§ Task objective:
Each of the following records is to be output exactly.

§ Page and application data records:
--------------------------------------------------

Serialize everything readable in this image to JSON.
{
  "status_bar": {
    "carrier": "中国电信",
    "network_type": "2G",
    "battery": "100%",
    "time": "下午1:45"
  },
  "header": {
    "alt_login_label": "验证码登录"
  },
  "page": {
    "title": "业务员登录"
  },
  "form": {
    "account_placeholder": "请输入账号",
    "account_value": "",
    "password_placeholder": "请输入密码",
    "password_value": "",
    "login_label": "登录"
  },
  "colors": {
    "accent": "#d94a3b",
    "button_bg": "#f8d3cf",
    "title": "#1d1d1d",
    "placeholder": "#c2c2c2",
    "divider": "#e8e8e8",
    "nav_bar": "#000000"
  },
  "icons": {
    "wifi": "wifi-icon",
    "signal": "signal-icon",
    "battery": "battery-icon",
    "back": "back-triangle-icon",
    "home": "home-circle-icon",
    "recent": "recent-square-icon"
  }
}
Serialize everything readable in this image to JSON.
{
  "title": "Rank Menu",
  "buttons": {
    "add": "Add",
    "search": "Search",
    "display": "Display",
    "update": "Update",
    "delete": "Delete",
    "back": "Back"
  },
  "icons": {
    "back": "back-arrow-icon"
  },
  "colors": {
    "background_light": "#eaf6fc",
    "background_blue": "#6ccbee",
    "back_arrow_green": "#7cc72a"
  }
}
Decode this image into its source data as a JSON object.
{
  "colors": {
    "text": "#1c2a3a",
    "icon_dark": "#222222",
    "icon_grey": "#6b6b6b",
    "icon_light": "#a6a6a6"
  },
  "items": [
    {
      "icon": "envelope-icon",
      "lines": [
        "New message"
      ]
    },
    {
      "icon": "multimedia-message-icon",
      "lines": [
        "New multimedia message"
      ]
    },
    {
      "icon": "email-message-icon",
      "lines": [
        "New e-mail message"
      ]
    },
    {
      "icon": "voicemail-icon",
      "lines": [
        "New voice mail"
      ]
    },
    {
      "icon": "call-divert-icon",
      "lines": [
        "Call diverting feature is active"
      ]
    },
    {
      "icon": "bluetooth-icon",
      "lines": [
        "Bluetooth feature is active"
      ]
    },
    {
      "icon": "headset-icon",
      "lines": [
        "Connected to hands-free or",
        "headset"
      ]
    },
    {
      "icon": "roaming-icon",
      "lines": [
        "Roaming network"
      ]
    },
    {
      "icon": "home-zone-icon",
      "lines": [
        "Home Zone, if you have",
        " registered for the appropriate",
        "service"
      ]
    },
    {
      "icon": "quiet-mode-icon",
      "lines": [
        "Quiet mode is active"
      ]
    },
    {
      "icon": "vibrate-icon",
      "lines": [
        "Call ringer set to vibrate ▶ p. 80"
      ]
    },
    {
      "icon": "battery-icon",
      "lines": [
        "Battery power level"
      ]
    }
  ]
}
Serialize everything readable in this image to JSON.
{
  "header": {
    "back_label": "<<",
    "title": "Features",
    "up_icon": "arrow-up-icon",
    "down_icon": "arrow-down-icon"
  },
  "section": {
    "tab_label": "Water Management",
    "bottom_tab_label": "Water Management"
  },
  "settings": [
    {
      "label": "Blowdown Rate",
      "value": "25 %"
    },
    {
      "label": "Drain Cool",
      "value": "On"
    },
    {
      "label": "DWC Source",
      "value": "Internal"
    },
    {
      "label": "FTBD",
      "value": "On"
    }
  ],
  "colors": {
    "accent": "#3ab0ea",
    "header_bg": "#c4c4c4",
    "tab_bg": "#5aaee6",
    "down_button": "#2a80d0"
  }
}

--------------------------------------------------

§ Answer below:
Serialize everything readable in this image to JSON.
{
  "status_bar": {
    "carrier": "中国电信",
    "network_type": "2G",
    "battery": "100%",
    "time": "下午1:45"
  },
  "header": {
    "alt_login_label": "验证码登录"
  },
  "page": {
    "title": "业务员登录"
  },
  "form": {
    "account_placeholder": "请输入账号",
    "account_value": "",
    "password_placeholder": "请输入密码",
    "password_value": "",
    "login_label": "登录"
  },
  "colors": {
    "accent": "#d94a3b",
    "button_bg": "#f8d3cf",
    "title": "#1d1d1d",
    "placeholder": "#c2c2c2",
    "divider": "#e8e8e8",
    "nav_bar": "#000000"
  },
  "icons": {
    "wifi": "wifi-icon",
    "signal": "signal-icon",
    "battery": "battery-icon",
    "back": "back-triangle-icon",
    "home": "home-circle-icon",
    "recent": "recent-square-icon"
  }
}
Serialize everything readable in this image to JSON.
{
  "title": "Rank Menu",
  "buttons": {
    "add": "Add",
    "search": "Search",
    "display": "Display",
    "update": "Update",
    "delete": "Delete",
    "back": "Back"
  },
  "icons": {
    "back": "back-arrow-icon"
  },
  "colors": {
    "background_light": "#eaf6fc",
    "background_blue": "#6ccbee",
    "back_arrow_green": "#7cc72a"
  }
}
Decode this image into its source data as a JSON object.
{
  "colors": {
    "text": "#1c2a3a",
    "icon_dark": "#222222",
    "icon_grey": "#6b6b6b",
    "icon_light": "#a6a6a6"
  },
  "items": [
    {
      "icon": "envelope-icon",
      "lines": [
        "New message"
      ]
    },
    {
      "icon": "multimedia-message-icon",
      "lines": [
        "New multimedia message"
      ]
    },
    {
      "icon": "email-message-icon",
      "lines": [
        "New e-mail message"
      ]
    },
    {
      "icon": "voicemail-icon",
      "lines": [
        "New voice mail"
      ]
    },
    {
      "icon": "call-divert-icon",
      "lines": [
        "Call diverting feature is active"
      ]
    },
    {
      "icon": "bluetooth-icon",
      "lines": [
        "Bluetooth feature is active"
      ]
    },
    {
      "icon": "headset-icon",
      "lines": [
        "Connected to hands-free or",
        "headset"
      ]
    },
    {
      "icon": "roaming-icon",
      "lines": [
        "Roaming network"
      ]
    },
    {
      "icon": "home-zone-icon",
      "lines": [
        "Home Zone, if you have",
        " registered for the appropriate",
        "service"
      ]
    },
    {
      "icon": "quiet-mode-icon",
      "lines": [
        "Quiet mode is active"
      ]
    },
    {
      "icon": "vibrate-icon",
      "lines": [
        "Call ringer set to vibrate ▶ p. 80"
      ]
    },
    {
      "icon": "battery-icon",
      "lines": [
        "Battery power level"
      ]
    }
  ]
}
Serialize everything readable in this image to JSON.
{
  "header": {
    "back_label": "<<",
    "title": "Features",
    "up_icon": "arrow-up-icon",
    "down_icon": "arrow-down-icon"
  },
  "section": {
    "tab_label": "Water Management",
    "bottom_tab_label": "Water Management"
  },
  "settings": [
    {
      "label": "Blowdown Rate",
      "value": "25 %"
    },
    {
      "label": "Drain Cool",
      "value": "On"
    },
    {
      "label": "DWC Source",
      "value": "Internal"
    },
    {
      "label": "FTBD",
      "value": "On"
    }
  ],
  "colors": {
    "accent": "#3ab0ea",
    "header_bg": "#c4c4c4",
    "tab_bg": "#5aaee6",
    "down_button": "#2a80d0"
  }
}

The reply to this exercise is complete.